Internships are an important part of the curriculum at Lebanon Valley College; some students have taken their internship opportunity to the state level.
Students who intern at the Pennsylvania Capitol building have the opportunity to work with Pennsylvania’s senators, lieutenant governor and governor. A day of work includes attending committee meetings, conducting research, writing citations, organizing events and making lasting connections.
Jordan Hykes '18, a politics major, interned for the lieutenant governor’s office last summer.
“The part (of the internship) I loved the most was interacting with a wide variety of people,” Hykes said. “Sometimes I was talking with various legislators and lobbyists and other times I talked with tourists from various countries.”
Hykes felt the internship helped his communication skills and understanding of politics firsthand. Over the summer, he acquired a fair amount of practical knowledge for Pennsylvania politics that will help him in his major and future studies.
Politics and pre-law major Cassidy DeCosmo '18 is currently interning with the governor’s office of constituent services.
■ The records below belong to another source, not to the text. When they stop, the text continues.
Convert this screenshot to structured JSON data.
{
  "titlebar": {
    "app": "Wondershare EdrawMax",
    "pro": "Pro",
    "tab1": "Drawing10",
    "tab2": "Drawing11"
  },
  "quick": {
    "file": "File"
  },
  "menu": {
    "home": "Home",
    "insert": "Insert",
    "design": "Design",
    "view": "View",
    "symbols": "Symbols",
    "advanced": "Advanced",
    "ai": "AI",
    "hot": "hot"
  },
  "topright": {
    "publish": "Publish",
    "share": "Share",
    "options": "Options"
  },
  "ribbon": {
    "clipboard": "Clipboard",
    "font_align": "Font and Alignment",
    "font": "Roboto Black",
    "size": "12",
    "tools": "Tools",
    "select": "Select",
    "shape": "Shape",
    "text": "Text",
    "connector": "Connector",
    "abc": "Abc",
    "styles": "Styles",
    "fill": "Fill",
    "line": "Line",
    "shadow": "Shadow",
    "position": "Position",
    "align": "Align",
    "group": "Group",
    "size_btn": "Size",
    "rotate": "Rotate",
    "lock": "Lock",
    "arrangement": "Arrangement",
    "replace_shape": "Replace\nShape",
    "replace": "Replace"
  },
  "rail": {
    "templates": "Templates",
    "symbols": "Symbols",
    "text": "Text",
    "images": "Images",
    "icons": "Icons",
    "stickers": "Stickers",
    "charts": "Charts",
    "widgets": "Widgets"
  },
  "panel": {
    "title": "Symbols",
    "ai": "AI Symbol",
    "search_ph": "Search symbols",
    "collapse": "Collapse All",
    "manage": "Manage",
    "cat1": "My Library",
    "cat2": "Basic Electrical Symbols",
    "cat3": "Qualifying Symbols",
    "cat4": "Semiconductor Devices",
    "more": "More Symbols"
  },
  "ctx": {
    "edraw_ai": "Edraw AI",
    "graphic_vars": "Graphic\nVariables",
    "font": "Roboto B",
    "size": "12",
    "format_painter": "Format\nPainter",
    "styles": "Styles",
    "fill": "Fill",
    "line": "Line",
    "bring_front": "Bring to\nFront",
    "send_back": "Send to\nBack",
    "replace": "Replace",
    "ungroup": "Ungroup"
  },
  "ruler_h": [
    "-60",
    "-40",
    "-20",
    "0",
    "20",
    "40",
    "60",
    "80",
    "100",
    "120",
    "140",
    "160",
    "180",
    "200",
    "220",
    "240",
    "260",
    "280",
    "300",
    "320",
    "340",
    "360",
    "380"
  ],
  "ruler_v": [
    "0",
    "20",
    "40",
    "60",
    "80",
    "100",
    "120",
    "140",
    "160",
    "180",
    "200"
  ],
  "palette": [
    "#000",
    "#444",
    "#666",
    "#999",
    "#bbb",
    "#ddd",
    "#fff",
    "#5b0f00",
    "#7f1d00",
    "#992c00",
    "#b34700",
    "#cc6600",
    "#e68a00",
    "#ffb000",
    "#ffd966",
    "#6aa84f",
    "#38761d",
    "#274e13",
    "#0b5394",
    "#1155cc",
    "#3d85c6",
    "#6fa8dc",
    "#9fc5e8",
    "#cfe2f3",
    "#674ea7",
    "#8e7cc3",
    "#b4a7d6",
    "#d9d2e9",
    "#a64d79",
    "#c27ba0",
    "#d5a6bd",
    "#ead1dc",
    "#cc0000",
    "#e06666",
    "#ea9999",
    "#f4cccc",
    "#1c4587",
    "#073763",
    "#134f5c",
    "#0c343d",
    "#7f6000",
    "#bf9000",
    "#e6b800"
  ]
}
“It’s important to stay up-to-date on what’s going on in Pennsylvania politics and news,” DeCosmo said. “No matter what I do during a day, it’s always exciting and I’m always learning. Plus, the people I work with are so kind and willing to help in any way and that makes going to work so much more enjoyable.”
While interning, DeCosmo has learned to work independently with little instruction and has improved her communication skills and writing abilities. Her job includes writing and sending letters, answering questions from constituents and working with a variety of directors on projects.
DeCosmo believes if a student gets an offer, one will put the skills learned at LVC to use.
“It’s cool to see those two worlds merge and you will have an amazing time,” DeCosmo said.
Hykes also advised students who are seeking an internship at the Capitol to do whatever one can to land one.
“Try to put yourself out there and talk to people,” Hykes said. “You never know who you will meet and what you will overhear.”
For more information about internships in the political field, contact Professor Philip Benesch (firstname.lastname@example.org) or the Center for Career Development.
-Jolie Winemiller ’19, La Vie staff writer